noun bond, captive, collateral, guarantee, internee, obses, pledge, political prisoner, prisoner, real security, security
Associated concepts: false imprisonment, kidnapping, ransom

HOSTAGE. A person delivered into the possession of a public enemy in the time of war, as a security for the performance of a contract entered into between the belligerents.
     2. Hostages are frequently given as a security for the payment of a ransom bill, and if they should die, their death would not discharge the contract. 3 Burr. 1734; 1 Kent, Com. 106; Dane's Ab. Index, h.t.

References in periodicals archive ?
America's Best Known Hostage Negotiator Chris Voss Praises Obama's U.
The new video was filmed eight days ago, according to its date stamp, the official said, adding that only one unidentified hostage was shown but the British believe all five are fine.
FOREIGN Secretary David Miliband has signalled that Britain would not pay a ransom for hostages, including a man from County Durham, held by pirates off the east African coast.
Mr Brown added: "I want the hostage takers to accept their responsibility, to understand the consequences of what they are doing, to make possible the immediate release of the hostages, to allow them to come home at the earliest opportunity.
Eni confirmed in a statement that "during an attempt by the Nigerian Navy to free the seven hostages, there was an exchange of fire during which one hostage was killed and the remaining six, including a wounded one, were freed and taken to a safe place.
Assign students to conduct a survey of their parents or other adults who remember the 444-day hostage crisis.
Matt blurts it out to his colleagues -- and, essentially, the entire world -- during tonight's first hostage situation, as he tries to talk down an addled actor who has taken his children after losing a custody battle.
A Toronto Star editorial on March 25, while questioning the appropriateness of Peacemaker-like interventions in places like Iraq, noted that the hostages "may owe their lives to the very military forces they often criticize.
Terry Waite, who successfully negotiated the release of hostages in Iran and Libya and himself became a hostage in 1987 while negotiating the release of hostages in Beirut, has offered his help to the families of two Canadian peace activists abducted in Iraq last Nov.
The study of effective communications in law enforcement generally, and in hostage situations specifically, first found a home in policing.

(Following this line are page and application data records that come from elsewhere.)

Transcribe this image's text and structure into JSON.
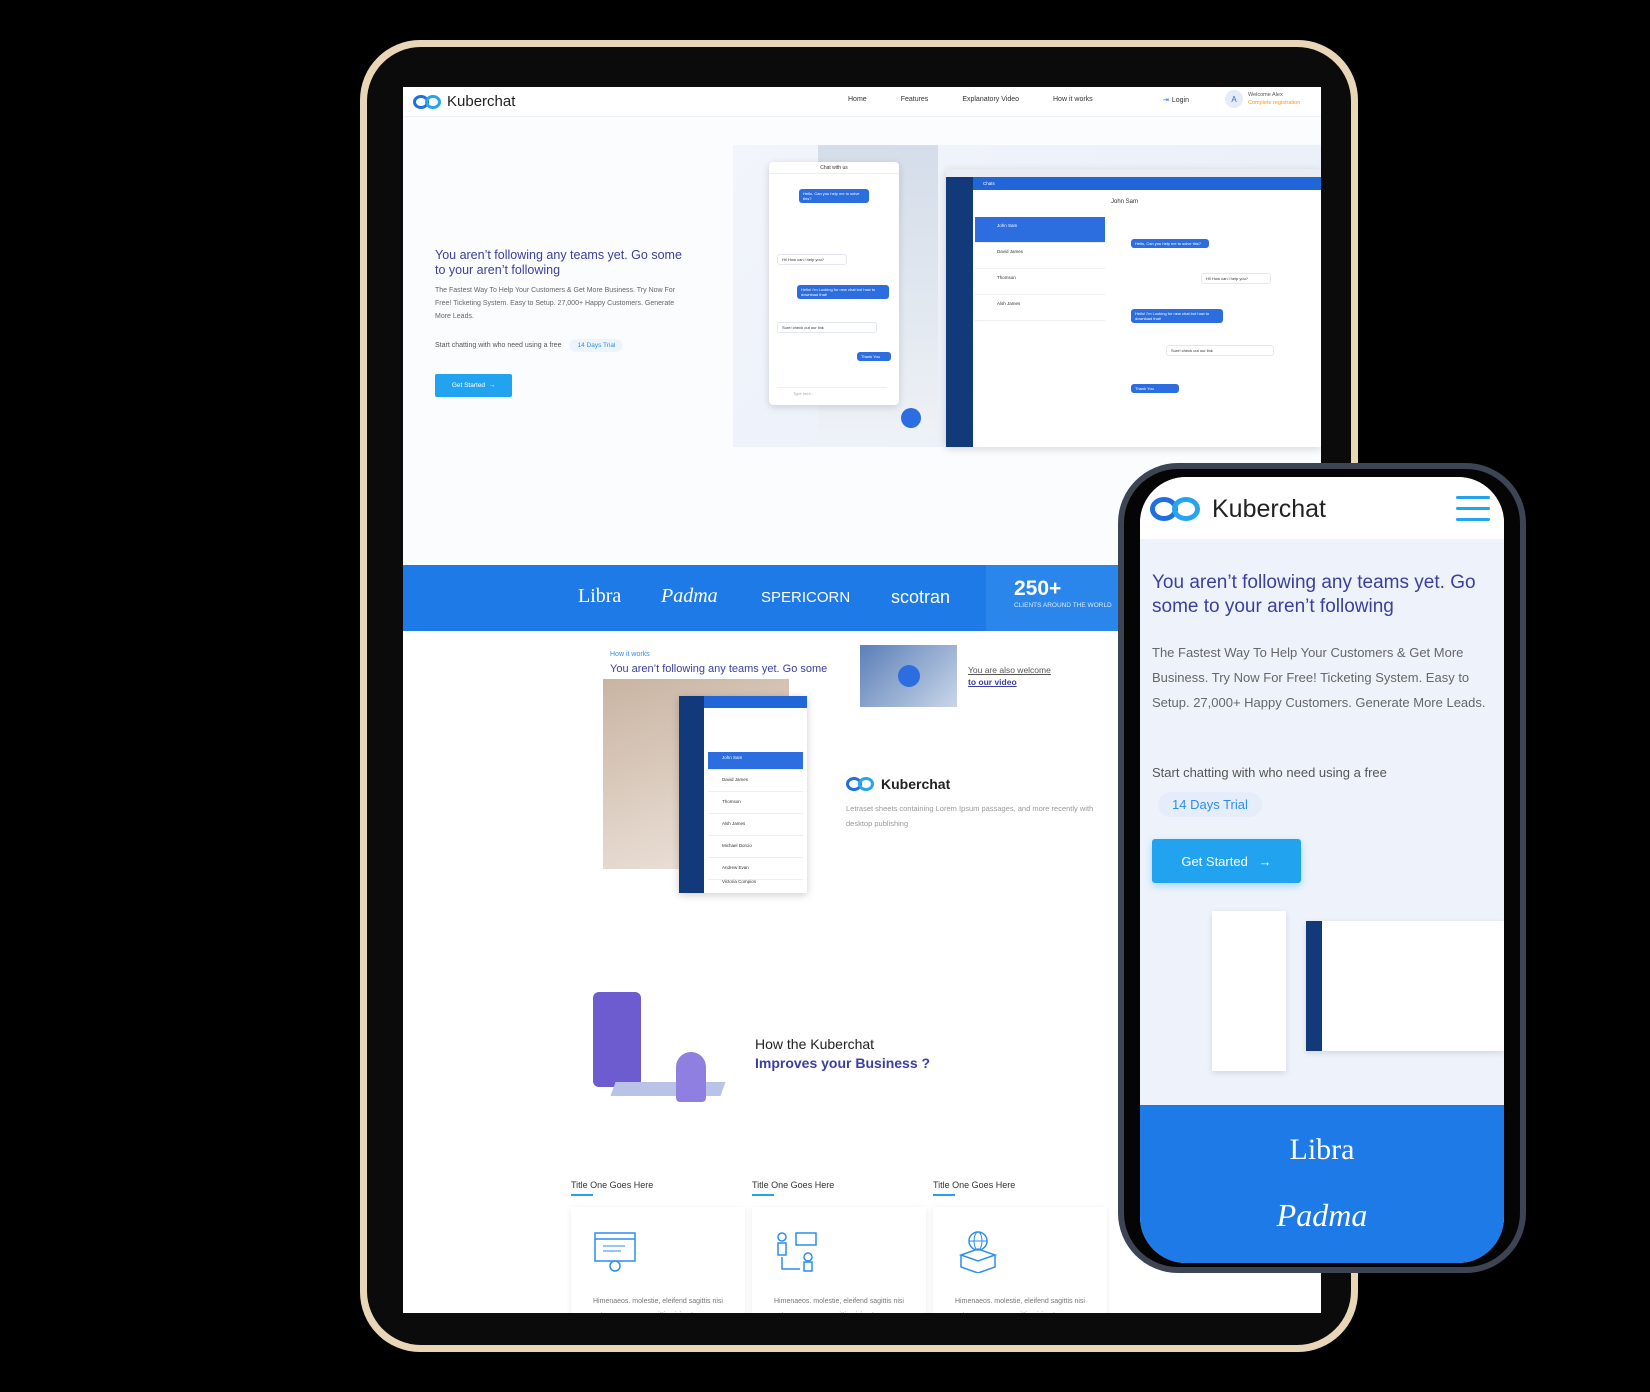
{
  "brand": {
    "name": "Kuberchat",
    "accent": "#1e7ae6",
    "cta": "#22a3f0",
    "heading": "#3a3fa0"
  },
  "tablet": {
    "nav": {
      "links": [
        "Home",
        "Features",
        "Explanatory Video",
        "How it works"
      ],
      "login": "Login",
      "avatar": "A",
      "welcome": "Welcome Alex",
      "complete": "Complete registration"
    },
    "hero": {
      "title": "You aren’t following any teams yet. Go some to your aren’t following",
      "desc": "The Fastest Way To Help Your Customers & Get More Business. Try Now For Free! Ticketing System. Easy to Setup. 27,000+ Happy Customers. Generate More Leads.",
      "trial_text": "Start chatting with who need using a free",
      "trial_badge": "14 Days Trial",
      "cta": "Get Started"
    },
    "chat_widget": {
      "header": "Chat with us",
      "messages": [
        "Hello, Can you help me to solve this?",
        "Hi! How can i help you?",
        "Hello! I'm Looking for new chat bot how to download that!",
        "Sure! check out our link",
        "Thank You"
      ],
      "input_placeholder": "Type here..."
    },
    "dashboard": {
      "header": "Chats",
      "contact": "John Sam",
      "contacts": [
        "John Sam",
        "David James",
        "Thomson",
        "Alsh James"
      ]
    },
    "brands": [
      "Libra",
      "Padma",
      "SPERICORN",
      "scotran"
    ],
    "stat": {
      "number": "250+",
      "caption": "CLIENTS AROUND THE WORLD"
    },
    "how": {
      "label": "How it works",
      "title": "You aren’t following any teams yet. Go some to your aren’t following",
      "video_line1": "You are also welcome",
      "video_line2": "to our video"
    },
    "feature": {
      "name": "Kuberchat",
      "desc": "Letraset sheets containing Lorem Ipsum passages, and more recently with desktop publishing",
      "contacts": [
        "John Sam",
        "David James",
        "Thomson",
        "Alsh James",
        "Michael Dorcio",
        "Andrew Evan",
        "Victoria Compion"
      ]
    },
    "improve": {
      "line1": "How the Kuberchat",
      "line2": "Improves your Business ?"
    },
    "cards": [
      {
        "title": "Title One Goes Here",
        "text": "Himenaeos. molestie, eleifend sagittis nisi ante arcuenaeos sagittis nisi ante arcu.",
        "icon": "browser-settings-icon"
      },
      {
        "title": "Title One Goes Here",
        "text": "Himenaeos. molestie, eleifend sagittis nisi ante arcuenaeos sagittis nisi ante arcu.",
        "icon": "people-chat-icon"
      },
      {
        "title": "Title One Goes Here",
        "text": "Himenaeos. molestie, eleifend sagittis nisi ante arcuenaeos sagittis nisi ante arcu.",
        "icon": "globe-box-icon"
      }
    ]
  },
  "phone": {
    "hero": {
      "title": "You aren’t following any teams yet. Go some to your aren’t following",
      "desc": "The Fastest Way To Help Your Customers & Get More Business. Try Now For Free! Ticketing System. Easy to Setup. 27,000+ Happy Customers. Generate More Leads.",
      "trial_text": "Start chatting with who need using a free",
      "trial_badge": "14 Days Trial",
      "cta": "Get Started"
    },
    "brands": [
      "Libra",
      "Padma"
    ]
  }
}
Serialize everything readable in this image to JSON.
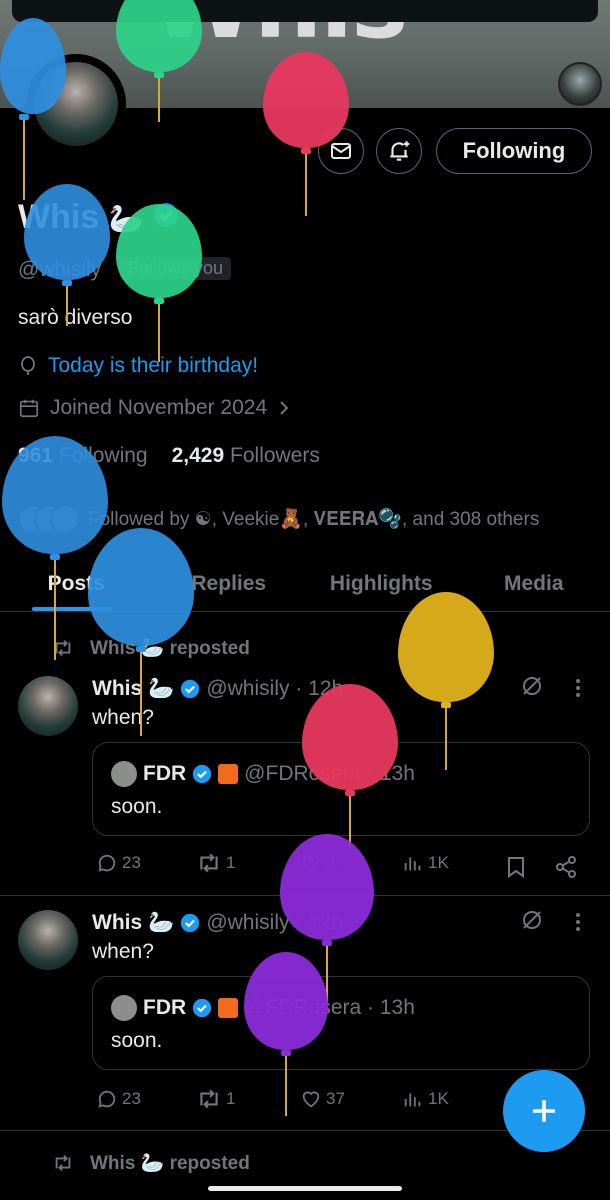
{
  "profile": {
    "banner_text": "Whis",
    "name": "Whis",
    "handle": "@whisily",
    "follows_you": "Follows you",
    "bio": "sarò diverso",
    "birthday": "Today is their birthday!",
    "joined": "Joined November 2024",
    "following_count": "961",
    "following_label": "Following",
    "followers_count": "2,429",
    "followers_label": "Followers",
    "followed_by": "Followed by ☯, Veekie🧸, 𝐕𝐄𝐄𝐑𝐀🫧, and 308 others"
  },
  "buttons": {
    "follow": "Following"
  },
  "tabs": [
    "Posts",
    "Replies",
    "Highlights",
    "Media"
  ],
  "posts": [
    {
      "repost_label": "Whis 🦢 reposted",
      "name": "Whis",
      "emoji": "🦢",
      "handle": "@whisily · 12h",
      "text": "when?",
      "quote": {
        "name": "FDR",
        "handle": "@FDRosera · 13h",
        "text": "soon."
      },
      "replies": "23",
      "reposts": "1",
      "likes": "37",
      "views": "1K"
    },
    {
      "name": "Whis",
      "emoji": "🦢",
      "handle": "@whisily · 12h",
      "text": "when?",
      "quote": {
        "name": "FDR",
        "handle": "@FDRosera · 13h",
        "text": "soon."
      },
      "replies": "23",
      "reposts": "1",
      "likes": "37",
      "views": "1K"
    }
  ],
  "next_repost": "Whis 🦢 reposted",
  "colors": {
    "accent": "#1d9bf0",
    "muted": "#71767b",
    "balloon_blue": "#2f8fe0",
    "balloon_green": "#2dd389",
    "balloon_red": "#e8385f",
    "balloon_yellow": "#e0b21a",
    "balloon_purple": "#8a2bd8"
  }
}
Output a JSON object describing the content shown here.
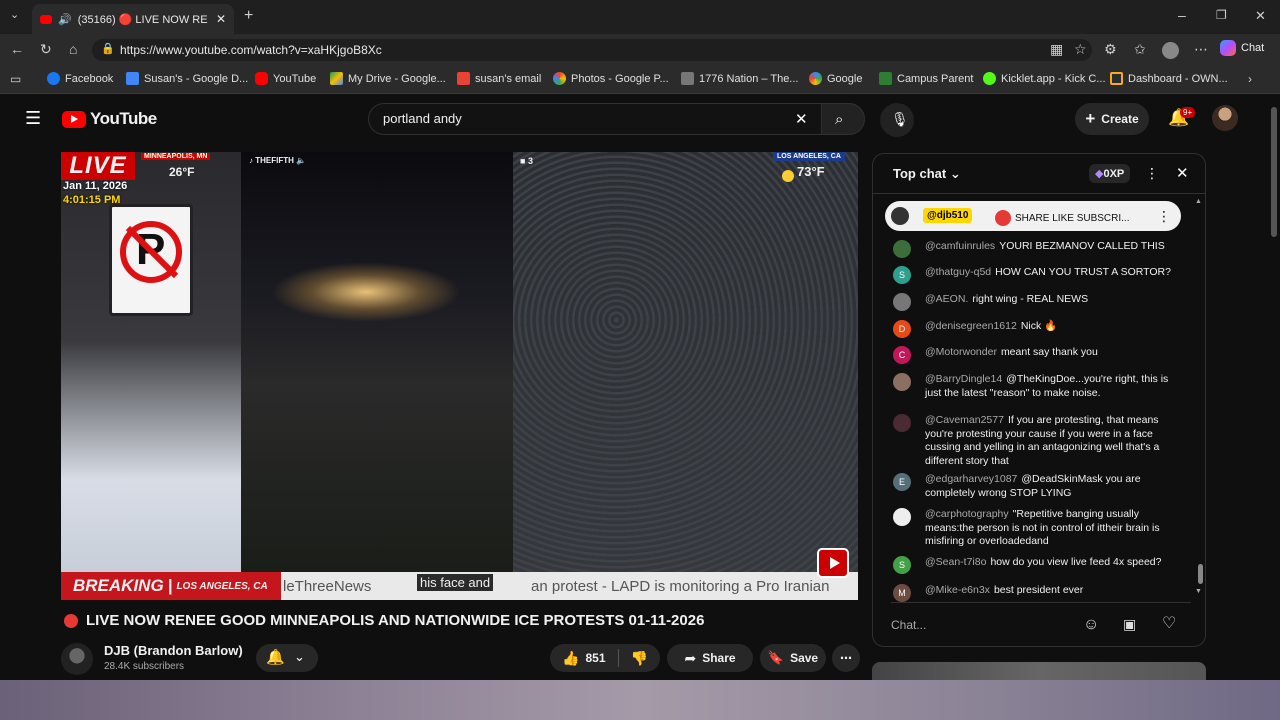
{
  "browser": {
    "tab_title": "(35166) 🔴 LIVE NOW RENEE",
    "url": "https://www.youtube.com/watch?v=xaHKjgoB8Xc",
    "chat_label": "Chat",
    "bookmarks": [
      {
        "label": "Facebook",
        "color": "#1877f2"
      },
      {
        "label": "Susan's - Google D...",
        "color": "#4285f4"
      },
      {
        "label": "YouTube",
        "color": "#ff0000"
      },
      {
        "label": "My Drive - Google...",
        "color": "#fbbc04"
      },
      {
        "label": "susan's email",
        "color": "#ea4335"
      },
      {
        "label": "Photos - Google P...",
        "color": "#34a853"
      },
      {
        "label": "1776 Nation – The...",
        "color": "#777777"
      },
      {
        "label": "Google",
        "color": "#ffffff"
      },
      {
        "label": "Campus Parent",
        "color": "#2e7d32"
      },
      {
        "label": "Kicklet.app - Kick C...",
        "color": "#53fc18"
      },
      {
        "label": "Dashboard - OWN...",
        "color": "#f9a825"
      }
    ]
  },
  "youtube": {
    "logo_text": "YouTube",
    "search_value": "portland andy",
    "create_label": "Create",
    "notif_count": "9+"
  },
  "video": {
    "live_label": "LIVE",
    "loc_left": "MINNEAPOLIS, MN",
    "temp_left": "26°F",
    "date": "Jan 11, 2026",
    "time": "4:01:15 PM",
    "tiktok_handle": "THEFIFTH",
    "viewers": "3",
    "loc_right": "LOS ANGELES, CA",
    "temp_right": "73°F",
    "breaking": "BREAKING",
    "breaking_loc": "LOS ANGELES, CA",
    "ticker_1": "leThreeNews",
    "ticker_2": "an protest - LAPD is monitoring a Pro Iranian",
    "caption": "his face and",
    "title": "LIVE NOW RENEE GOOD MINNEAPOLIS AND NATIONWIDE ICE PROTESTS 01-11-2026",
    "channel": "DJB (Brandon Barlow)",
    "subscribers": "28.4K subscribers",
    "likes": "851",
    "share_label": "Share",
    "save_label": "Save"
  },
  "chat": {
    "header": "Top chat",
    "xp": "0XP",
    "pinned_author": "@djb510",
    "pinned_message": "SHARE LIKE SUBSCRI...",
    "input_placeholder": "Chat...",
    "messages": [
      {
        "author": "@camfuinrules",
        "text": "YOURI BEZMANOV CALLED THIS",
        "avatar": "",
        "color": "#3b6e3b"
      },
      {
        "author": "@thatguy-q5d",
        "text": "HOW CAN YOU TRUST A SORTOR?",
        "avatar": "S",
        "color": "#2e9e8f"
      },
      {
        "author": "@AEON.",
        "text": "right wing - REAL NEWS",
        "avatar": "",
        "color": "#777777"
      },
      {
        "author": "@denisegreen1612",
        "text": "Nick 🔥",
        "avatar": "D",
        "color": "#e64a19"
      },
      {
        "author": "@Motorwonder",
        "text": "meant say thank you",
        "avatar": "C",
        "color": "#c2185b"
      },
      {
        "author": "@BarryDingle14",
        "text": "@TheKingDoe...you're right, this is just the latest \"reason\" to make noise.",
        "avatar": "",
        "color": "#8d6e63"
      },
      {
        "author": "@Caveman2577",
        "text": "If you are protesting, that means you're protesting your cause if you were in a face cussing and yelling in an antagonizing well that's a different story that",
        "avatar": "",
        "color": "#4a2a33"
      },
      {
        "author": "@edgarharvey1087",
        "text": "@DeadSkinMask you are completely wrong STOP LYING",
        "avatar": "E",
        "color": "#546e7a"
      },
      {
        "author": "@carphotography",
        "text": "\"Repetitive banging usually means:the person is not in control of ittheir brain is misfiring or overloadedand",
        "avatar": "",
        "color": "#eeeeee"
      },
      {
        "author": "@Sean-t7i8o",
        "text": "how do you view live feed 4x speed?",
        "avatar": "S",
        "color": "#43a047"
      },
      {
        "author": "@Mike-e6n3x",
        "text": "best president ever",
        "avatar": "M",
        "color": "#6d4c41"
      }
    ]
  }
}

The next few hours involved intensive hostage negotiations between the FBI and Travis Air Force Base negotiators and the terrorists.